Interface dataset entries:

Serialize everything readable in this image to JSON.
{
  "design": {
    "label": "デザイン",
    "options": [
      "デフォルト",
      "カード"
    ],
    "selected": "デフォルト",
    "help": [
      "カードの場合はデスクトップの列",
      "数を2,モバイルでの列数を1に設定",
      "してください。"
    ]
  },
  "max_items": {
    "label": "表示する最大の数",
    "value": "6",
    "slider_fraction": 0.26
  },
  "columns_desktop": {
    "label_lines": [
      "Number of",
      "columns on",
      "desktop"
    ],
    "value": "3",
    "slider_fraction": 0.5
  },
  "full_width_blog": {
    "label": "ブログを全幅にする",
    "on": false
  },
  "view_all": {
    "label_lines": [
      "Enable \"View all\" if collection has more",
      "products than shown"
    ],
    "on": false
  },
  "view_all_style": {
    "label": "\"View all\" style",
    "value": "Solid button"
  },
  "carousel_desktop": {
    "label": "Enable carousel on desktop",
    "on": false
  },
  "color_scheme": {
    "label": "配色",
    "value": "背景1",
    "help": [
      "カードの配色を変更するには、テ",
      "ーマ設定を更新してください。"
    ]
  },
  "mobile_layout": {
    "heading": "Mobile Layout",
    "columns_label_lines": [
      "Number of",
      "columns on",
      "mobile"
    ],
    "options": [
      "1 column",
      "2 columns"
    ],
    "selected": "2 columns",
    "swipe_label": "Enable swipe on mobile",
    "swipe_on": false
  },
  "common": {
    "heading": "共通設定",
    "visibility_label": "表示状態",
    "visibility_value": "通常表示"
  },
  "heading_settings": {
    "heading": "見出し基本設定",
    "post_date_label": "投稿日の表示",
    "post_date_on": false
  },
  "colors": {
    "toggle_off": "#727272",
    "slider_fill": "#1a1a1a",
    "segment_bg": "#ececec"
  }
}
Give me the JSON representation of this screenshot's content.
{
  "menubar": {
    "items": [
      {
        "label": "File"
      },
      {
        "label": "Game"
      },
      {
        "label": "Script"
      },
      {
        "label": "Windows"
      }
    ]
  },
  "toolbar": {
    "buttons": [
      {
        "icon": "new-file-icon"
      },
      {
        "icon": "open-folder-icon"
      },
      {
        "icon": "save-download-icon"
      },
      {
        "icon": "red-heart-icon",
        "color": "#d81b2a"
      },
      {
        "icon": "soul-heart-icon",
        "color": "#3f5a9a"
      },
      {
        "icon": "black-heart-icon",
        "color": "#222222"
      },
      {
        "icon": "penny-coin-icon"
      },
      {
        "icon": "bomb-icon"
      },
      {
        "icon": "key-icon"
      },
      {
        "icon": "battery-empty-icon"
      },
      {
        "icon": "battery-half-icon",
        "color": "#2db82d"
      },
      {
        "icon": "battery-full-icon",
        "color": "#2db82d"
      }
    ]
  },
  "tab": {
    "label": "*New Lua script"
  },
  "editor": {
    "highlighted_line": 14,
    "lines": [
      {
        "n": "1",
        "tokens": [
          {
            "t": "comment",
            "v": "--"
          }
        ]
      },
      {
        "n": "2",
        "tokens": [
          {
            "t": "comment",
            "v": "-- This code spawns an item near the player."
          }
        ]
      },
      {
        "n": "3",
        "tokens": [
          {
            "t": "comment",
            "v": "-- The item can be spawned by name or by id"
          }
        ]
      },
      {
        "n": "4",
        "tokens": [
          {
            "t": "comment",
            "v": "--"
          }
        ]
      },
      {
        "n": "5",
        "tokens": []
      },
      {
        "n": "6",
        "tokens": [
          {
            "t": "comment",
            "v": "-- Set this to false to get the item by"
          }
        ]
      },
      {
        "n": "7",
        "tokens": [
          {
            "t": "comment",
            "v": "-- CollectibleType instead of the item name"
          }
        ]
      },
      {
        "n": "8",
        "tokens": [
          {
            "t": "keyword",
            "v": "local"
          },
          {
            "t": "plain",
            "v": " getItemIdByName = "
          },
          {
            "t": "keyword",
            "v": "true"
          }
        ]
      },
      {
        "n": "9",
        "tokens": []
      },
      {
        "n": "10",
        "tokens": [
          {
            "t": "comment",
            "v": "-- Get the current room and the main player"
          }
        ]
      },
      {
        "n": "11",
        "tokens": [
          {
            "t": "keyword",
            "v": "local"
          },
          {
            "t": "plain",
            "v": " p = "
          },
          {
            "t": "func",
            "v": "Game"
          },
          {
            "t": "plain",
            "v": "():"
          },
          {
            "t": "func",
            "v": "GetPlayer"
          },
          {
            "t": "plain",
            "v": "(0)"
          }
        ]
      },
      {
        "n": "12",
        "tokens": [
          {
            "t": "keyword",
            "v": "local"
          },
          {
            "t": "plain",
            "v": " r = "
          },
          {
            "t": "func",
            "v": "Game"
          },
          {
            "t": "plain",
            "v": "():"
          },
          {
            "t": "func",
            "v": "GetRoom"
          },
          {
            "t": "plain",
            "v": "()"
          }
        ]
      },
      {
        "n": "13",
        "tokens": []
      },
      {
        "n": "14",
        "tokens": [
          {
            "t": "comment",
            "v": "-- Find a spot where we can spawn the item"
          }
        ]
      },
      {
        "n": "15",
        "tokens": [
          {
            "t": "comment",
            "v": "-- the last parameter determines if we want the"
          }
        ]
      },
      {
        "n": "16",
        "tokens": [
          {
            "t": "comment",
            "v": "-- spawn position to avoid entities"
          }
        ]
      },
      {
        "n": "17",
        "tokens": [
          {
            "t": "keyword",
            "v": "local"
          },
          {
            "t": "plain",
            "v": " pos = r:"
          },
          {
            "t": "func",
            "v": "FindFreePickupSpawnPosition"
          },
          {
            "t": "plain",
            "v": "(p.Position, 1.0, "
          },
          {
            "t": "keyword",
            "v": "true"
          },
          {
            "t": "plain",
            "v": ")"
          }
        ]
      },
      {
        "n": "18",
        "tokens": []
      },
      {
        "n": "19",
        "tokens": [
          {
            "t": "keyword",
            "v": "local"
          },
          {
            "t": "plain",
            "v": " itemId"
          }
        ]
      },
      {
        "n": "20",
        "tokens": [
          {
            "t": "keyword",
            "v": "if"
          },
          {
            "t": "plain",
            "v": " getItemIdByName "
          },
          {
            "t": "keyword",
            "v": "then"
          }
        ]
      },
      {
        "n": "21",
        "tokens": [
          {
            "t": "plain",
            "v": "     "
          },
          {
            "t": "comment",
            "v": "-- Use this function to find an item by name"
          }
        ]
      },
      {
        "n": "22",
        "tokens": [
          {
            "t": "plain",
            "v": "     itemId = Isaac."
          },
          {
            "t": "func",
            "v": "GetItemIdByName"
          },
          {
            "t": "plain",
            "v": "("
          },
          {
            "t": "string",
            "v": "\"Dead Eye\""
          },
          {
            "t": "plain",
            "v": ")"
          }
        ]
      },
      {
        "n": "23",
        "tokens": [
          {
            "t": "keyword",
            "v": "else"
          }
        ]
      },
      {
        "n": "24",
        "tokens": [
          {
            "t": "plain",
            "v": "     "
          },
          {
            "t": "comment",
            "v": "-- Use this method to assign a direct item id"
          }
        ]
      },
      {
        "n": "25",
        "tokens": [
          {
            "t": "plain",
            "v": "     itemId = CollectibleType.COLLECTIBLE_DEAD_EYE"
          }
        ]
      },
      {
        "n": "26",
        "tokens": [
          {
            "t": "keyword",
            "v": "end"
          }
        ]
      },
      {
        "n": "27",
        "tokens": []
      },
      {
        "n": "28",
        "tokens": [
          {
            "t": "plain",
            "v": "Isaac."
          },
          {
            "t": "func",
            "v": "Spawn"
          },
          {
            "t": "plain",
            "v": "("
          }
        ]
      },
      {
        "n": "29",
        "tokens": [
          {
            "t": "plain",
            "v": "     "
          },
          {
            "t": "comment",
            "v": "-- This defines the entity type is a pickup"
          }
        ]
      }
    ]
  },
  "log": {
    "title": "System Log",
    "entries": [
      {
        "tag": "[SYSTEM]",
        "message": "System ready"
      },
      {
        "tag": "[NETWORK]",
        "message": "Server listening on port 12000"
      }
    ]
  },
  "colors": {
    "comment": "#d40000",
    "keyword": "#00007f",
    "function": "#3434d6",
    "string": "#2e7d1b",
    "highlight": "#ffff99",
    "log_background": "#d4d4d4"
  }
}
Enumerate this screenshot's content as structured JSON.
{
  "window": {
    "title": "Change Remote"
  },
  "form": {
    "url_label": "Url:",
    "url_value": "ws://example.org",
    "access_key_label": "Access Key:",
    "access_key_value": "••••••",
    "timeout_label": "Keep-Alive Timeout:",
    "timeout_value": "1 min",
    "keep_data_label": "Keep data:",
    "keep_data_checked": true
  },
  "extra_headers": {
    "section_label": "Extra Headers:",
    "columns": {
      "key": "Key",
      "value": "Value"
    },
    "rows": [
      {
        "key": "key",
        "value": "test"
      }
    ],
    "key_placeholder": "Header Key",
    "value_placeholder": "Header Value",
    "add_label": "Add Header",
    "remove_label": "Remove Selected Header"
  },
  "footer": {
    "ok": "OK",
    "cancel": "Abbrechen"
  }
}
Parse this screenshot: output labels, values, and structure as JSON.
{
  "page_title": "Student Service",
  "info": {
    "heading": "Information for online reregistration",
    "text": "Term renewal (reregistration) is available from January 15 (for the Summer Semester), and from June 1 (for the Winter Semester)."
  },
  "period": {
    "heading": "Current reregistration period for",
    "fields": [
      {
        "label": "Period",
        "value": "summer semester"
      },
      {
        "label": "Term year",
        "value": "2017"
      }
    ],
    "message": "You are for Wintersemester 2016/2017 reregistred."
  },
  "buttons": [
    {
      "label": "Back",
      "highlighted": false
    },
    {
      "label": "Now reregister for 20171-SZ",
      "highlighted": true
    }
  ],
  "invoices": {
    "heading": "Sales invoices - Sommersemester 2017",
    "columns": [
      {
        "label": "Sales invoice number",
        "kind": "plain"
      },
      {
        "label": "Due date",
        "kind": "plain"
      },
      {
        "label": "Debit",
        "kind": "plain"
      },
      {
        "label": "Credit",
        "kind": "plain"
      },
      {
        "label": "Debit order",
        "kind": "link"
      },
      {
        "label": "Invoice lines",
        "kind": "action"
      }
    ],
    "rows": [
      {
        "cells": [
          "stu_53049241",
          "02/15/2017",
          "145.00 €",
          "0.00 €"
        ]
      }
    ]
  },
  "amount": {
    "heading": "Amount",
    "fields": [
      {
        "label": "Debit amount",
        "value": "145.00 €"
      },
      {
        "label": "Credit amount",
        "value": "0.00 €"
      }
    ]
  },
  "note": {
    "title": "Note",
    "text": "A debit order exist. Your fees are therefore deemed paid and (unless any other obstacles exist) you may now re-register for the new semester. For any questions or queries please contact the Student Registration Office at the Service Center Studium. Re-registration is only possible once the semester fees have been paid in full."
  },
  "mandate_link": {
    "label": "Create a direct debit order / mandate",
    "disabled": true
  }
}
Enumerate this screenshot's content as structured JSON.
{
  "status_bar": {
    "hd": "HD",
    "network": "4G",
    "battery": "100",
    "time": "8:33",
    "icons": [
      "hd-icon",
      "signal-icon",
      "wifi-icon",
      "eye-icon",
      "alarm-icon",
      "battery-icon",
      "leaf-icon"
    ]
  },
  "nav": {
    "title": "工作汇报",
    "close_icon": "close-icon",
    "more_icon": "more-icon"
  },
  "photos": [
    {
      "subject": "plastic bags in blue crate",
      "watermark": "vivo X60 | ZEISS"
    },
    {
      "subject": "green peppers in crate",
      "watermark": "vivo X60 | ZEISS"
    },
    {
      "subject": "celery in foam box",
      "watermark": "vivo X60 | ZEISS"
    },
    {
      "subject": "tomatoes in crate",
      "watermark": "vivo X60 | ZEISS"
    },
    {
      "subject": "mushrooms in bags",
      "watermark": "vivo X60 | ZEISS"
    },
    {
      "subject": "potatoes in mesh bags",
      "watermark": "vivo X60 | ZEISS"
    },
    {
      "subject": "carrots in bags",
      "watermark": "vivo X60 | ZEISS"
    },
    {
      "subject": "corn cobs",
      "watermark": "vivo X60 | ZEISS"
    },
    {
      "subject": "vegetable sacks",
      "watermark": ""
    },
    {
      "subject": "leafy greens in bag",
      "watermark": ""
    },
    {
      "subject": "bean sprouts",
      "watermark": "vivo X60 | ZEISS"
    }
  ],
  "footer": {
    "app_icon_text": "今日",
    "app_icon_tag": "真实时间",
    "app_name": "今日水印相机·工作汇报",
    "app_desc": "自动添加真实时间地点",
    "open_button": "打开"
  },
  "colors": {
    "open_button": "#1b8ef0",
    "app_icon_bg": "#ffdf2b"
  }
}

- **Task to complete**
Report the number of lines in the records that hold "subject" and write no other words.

- **Exercise response**
11